Lecture 9: Foreign direct investment
We finished yesterday with a discussion of the Transnationality Index or TNI, which I
was using as a proxy for the extent to which the economy is being globalized. One of the three
components of the TNI is percentage of total assets held abroad, which includes foreign direct
investment (ownership of foreign subsidiaries) and other kinds of assets, such as owning shares
of stock in a foreign company you don’t control (as in buying stock in Toyota). For the rest of
today, I want to focus on assets held in other countries, and specifically on the most dramatic
trends, both over time and across countries, of foreign direct investment in the era of
globalization, using the tables on Reader pages 62 and 63 as our data source. The data cover the
period 1960 to 1994 and so are not that recent, but they to illustrate many of the most important
trends in FDI.
1. Growth of FDI.
First of all, look at the phenomenal growth of FDI totals worldwide,
from $ 67.7 billion in 1960 to $ 2.4 trillion in 1994. This is an increase by a factor of 35. Over
this period, the world’s population almost doubled, but agricultural production grew by a factor
of 2.5, so that food was on average cheaper and more plentiful at the end of this period than at the
beginning. Over approximately the same time period, as population doubled, economic
production in general about tripled, so there was on average 50 percent more wealth per person at
the end of this period than at the beginning. More dramatically still, international trade
multiplied by seven over this same time, so it was growing 3 ½ times as fast as population.
Meanwhile, the amount of international investment increased by a factor of 35. Thus,
international trade was growing much faster than the underlying economy, and international

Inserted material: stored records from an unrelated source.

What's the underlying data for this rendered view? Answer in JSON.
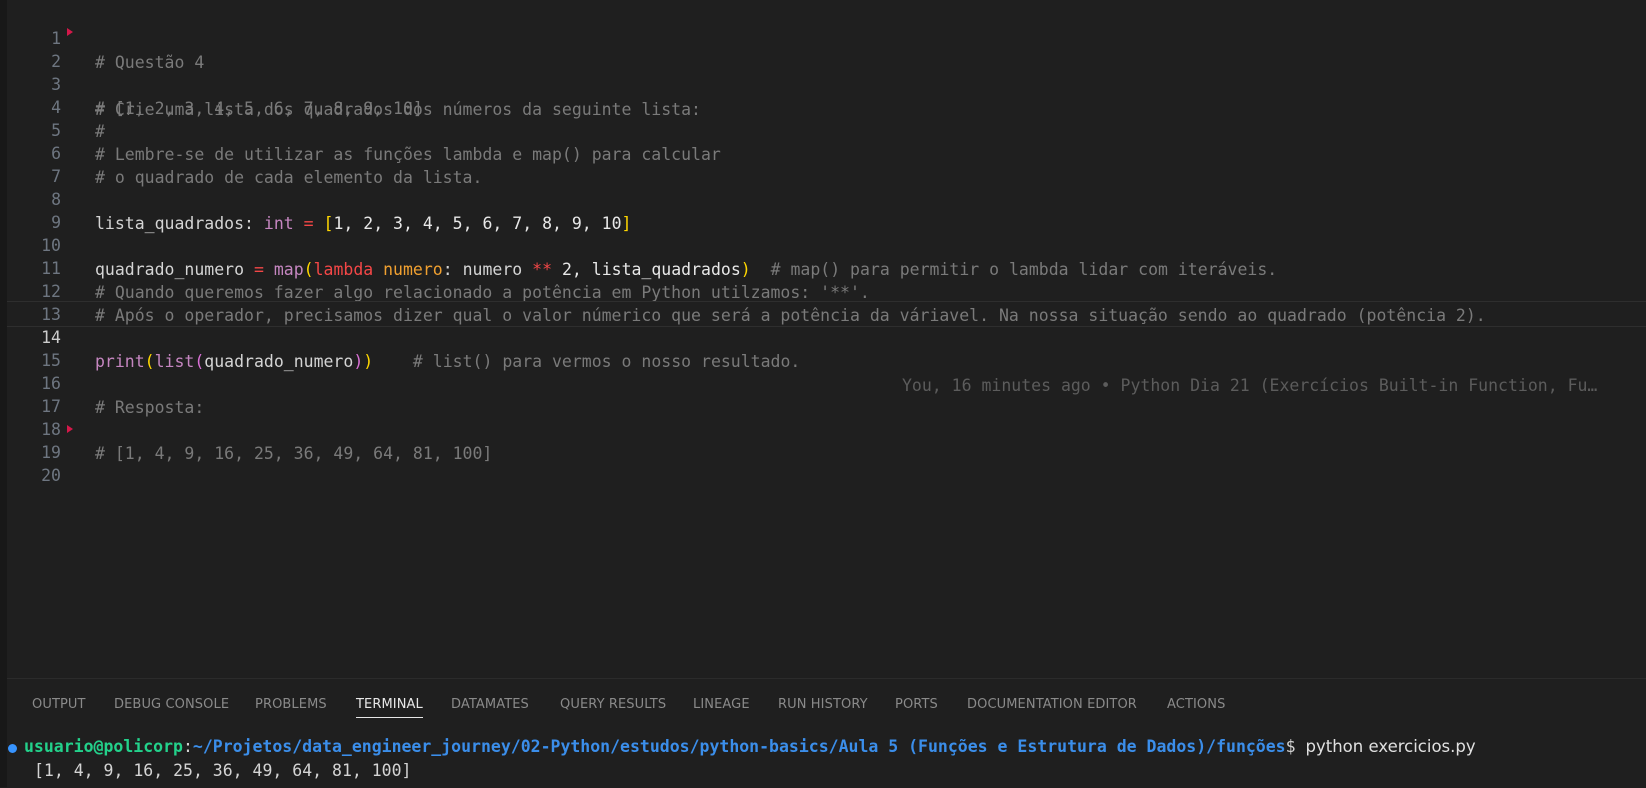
{
  "editor": {
    "active_line": 14,
    "lines": [
      {
        "n": "1",
        "comment": "# Questão 4"
      },
      {
        "n": "2",
        "comment": "# Crie uma lista dos quadrados dos números da seguinte lista:"
      },
      {
        "n": "3",
        "comment": "# [1, 2, 3, 4, 5, 6, 7, 8, 9, 10]"
      },
      {
        "n": "4",
        "comment": "#"
      },
      {
        "n": "5",
        "comment": "# Lembre-se de utilizar as funções lambda e map() para calcular"
      },
      {
        "n": "6",
        "comment": "# o quadrado de cada elemento da lista."
      },
      {
        "n": "7",
        "comment": ""
      },
      {
        "n": "8"
      },
      {
        "n": "9",
        "comment": ""
      },
      {
        "n": "10"
      },
      {
        "n": "11",
        "comment": "# Quando queremos fazer algo relacionado a potência em Python utilzamos: '**'."
      },
      {
        "n": "12",
        "comment": "# Após o operador, precisamos dizer qual o valor númerico que será a potência da váriavel. Na nossa situação sendo ao quadrado (potência 2)."
      },
      {
        "n": "13",
        "comment": ""
      },
      {
        "n": "14"
      },
      {
        "n": "15",
        "comment": ""
      },
      {
        "n": "16",
        "comment": "# Resposta:"
      },
      {
        "n": "17",
        "comment": ""
      },
      {
        "n": "18",
        "comment": "# [1, 4, 9, 16, 25, 36, 49, 64, 81, 100]"
      },
      {
        "n": "19",
        "comment": ""
      },
      {
        "n": "20",
        "comment": ""
      }
    ],
    "line8": {
      "var": "lista_quadrados",
      "colon": ": ",
      "type": "int",
      "eq": " = ",
      "open": "[",
      "values": "1, 2, 3, 4, 5, 6, 7, 8, 9, 10",
      "close": "]"
    },
    "line10": {
      "var": "quadrado_numero",
      "eq": " = ",
      "fn": "map",
      "open": "(",
      "lambda": "lambda",
      "param": " numero",
      "colon": ": ",
      "body": "numero ",
      "op": "**",
      "num": " 2, lista_quadrados",
      "close": ")",
      "comment": "  # map() para permitir o lambda lidar com iteráveis."
    },
    "line14": {
      "fn": "print",
      "open1": "(",
      "fn2": "list",
      "open2": "(",
      "arg": "quadrado_numero",
      "close2": ")",
      "close1": ")",
      "comment": "    # list() para vermos o nosso resultado.",
      "blame": "You, 16 minutes ago • Python Dia 21 (Exercícios Built-in Function, Fu…"
    }
  },
  "panel": {
    "tabs": [
      "OUTPUT",
      "DEBUG CONSOLE",
      "PROBLEMS",
      "TERMINAL",
      "DATAMATES",
      "QUERY RESULTS",
      "LINEAGE",
      "RUN HISTORY",
      "PORTS",
      "DOCUMENTATION EDITOR",
      "ACTIONS"
    ],
    "active_tab": "TERMINAL",
    "terminal": {
      "user": "usuario@policorp",
      "sep": ":",
      "path": "~/Projetos/data_engineer_journey/02-Python/estudos/python-basics/Aula 5 (Funções e Estrutura de Dados)/funções",
      "prompt": "$ ",
      "command": "python exercicios.py",
      "output": "[1, 4, 9, 16, 25, 36, 49, 64, 81, 100]"
    }
  },
  "colors": {
    "accent": "#3794ff",
    "user": "#23d18b",
    "path": "#3b8eea",
    "marker": "#d4184a"
  }
}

investment was growing much faster than trade; one dramatic index of the spread of
Declining relative share of the US.
Over the 1960-1994 period, US outward FDI
increased by a factor of 19, from $ 31.9 billion to $ 610 billion. This rate of increase was about

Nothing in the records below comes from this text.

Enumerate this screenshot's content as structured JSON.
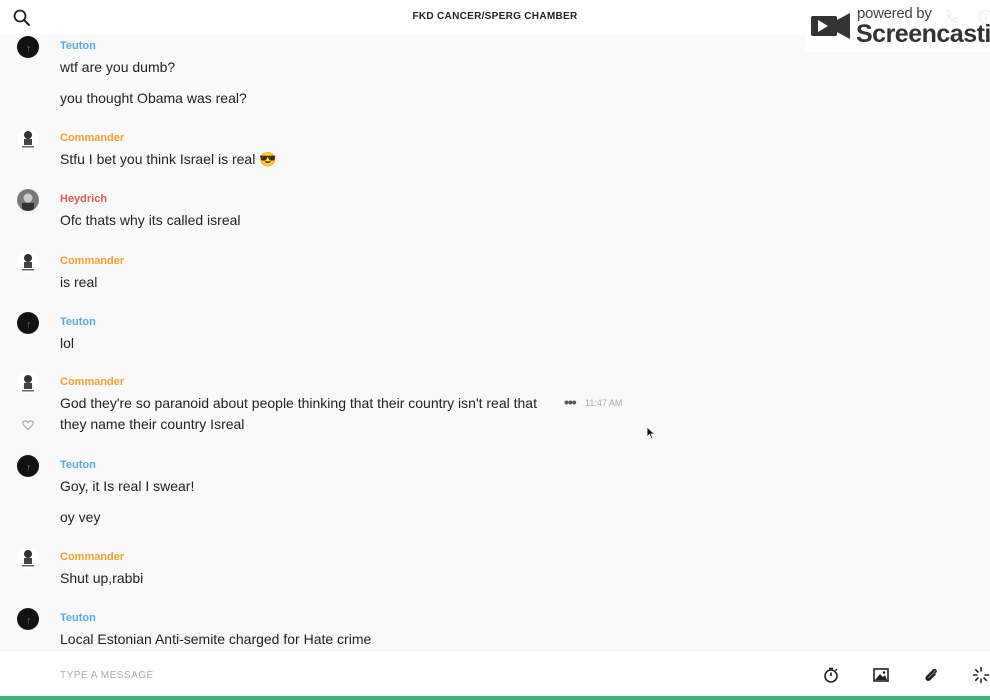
{
  "header": {
    "title": "FKD CANCER/SPERG CHAMBER",
    "search_icon": "search-icon",
    "phone_icon": "phone-icon",
    "info_icon": "info-icon"
  },
  "watermark": {
    "small": "powered by",
    "big": "Screencastify"
  },
  "messages": [
    {
      "author": "Teuton",
      "color": "#5aa9dc",
      "lines": [
        "wtf are you dumb?",
        "you thought Obama was real?"
      ]
    },
    {
      "author": "Commander",
      "color": "#f0a030",
      "lines": [
        "Stfu I bet you think Israel is real 😎"
      ]
    },
    {
      "author": "Heydrich",
      "color": "#e05a4f",
      "lines": [
        "Ofc thats why its called isreal"
      ]
    },
    {
      "author": "Commander",
      "color": "#f0a030",
      "lines": [
        "is real"
      ]
    },
    {
      "author": "Teuton",
      "color": "#5aa9dc",
      "lines": [
        "lol"
      ]
    },
    {
      "author": "Commander",
      "color": "#f0a030",
      "lines": [
        "God they're so paranoid about people thinking that their country isn't real that",
        "they name their country Isreal"
      ],
      "more": "•••",
      "time": "11:47 AM"
    },
    {
      "author": "Teuton",
      "color": "#5aa9dc",
      "lines": [
        "Goy, it Is real I swear!",
        "oy vey"
      ]
    },
    {
      "author": "Commander",
      "color": "#f0a030",
      "lines": [
        "Shut up,rabbi"
      ]
    },
    {
      "author": "Teuton",
      "color": "#5aa9dc",
      "lines": [
        "Local Estonian Anti-semite charged for Hate crime"
      ]
    }
  ],
  "composer": {
    "placeholder": "TYPE A MESSAGE",
    "value": "",
    "tools": [
      "stopwatch-icon",
      "image-icon",
      "paperclip-icon",
      "sparkle-icon"
    ]
  }
}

half that of world FDI flows, so that US outward FDI flows constituted a smaller percentage of
the total at the end of that period than at the beginning (25 percent at the end as opposed to 47
percent at the beginning). The real anomaly here is the 1960 figure, with the US then responsible
for about half the world’s total FDI flow. This was an artifact of World War II, which damaged,
and in two cases almost completely destroyed, the industrial base of the other major economies,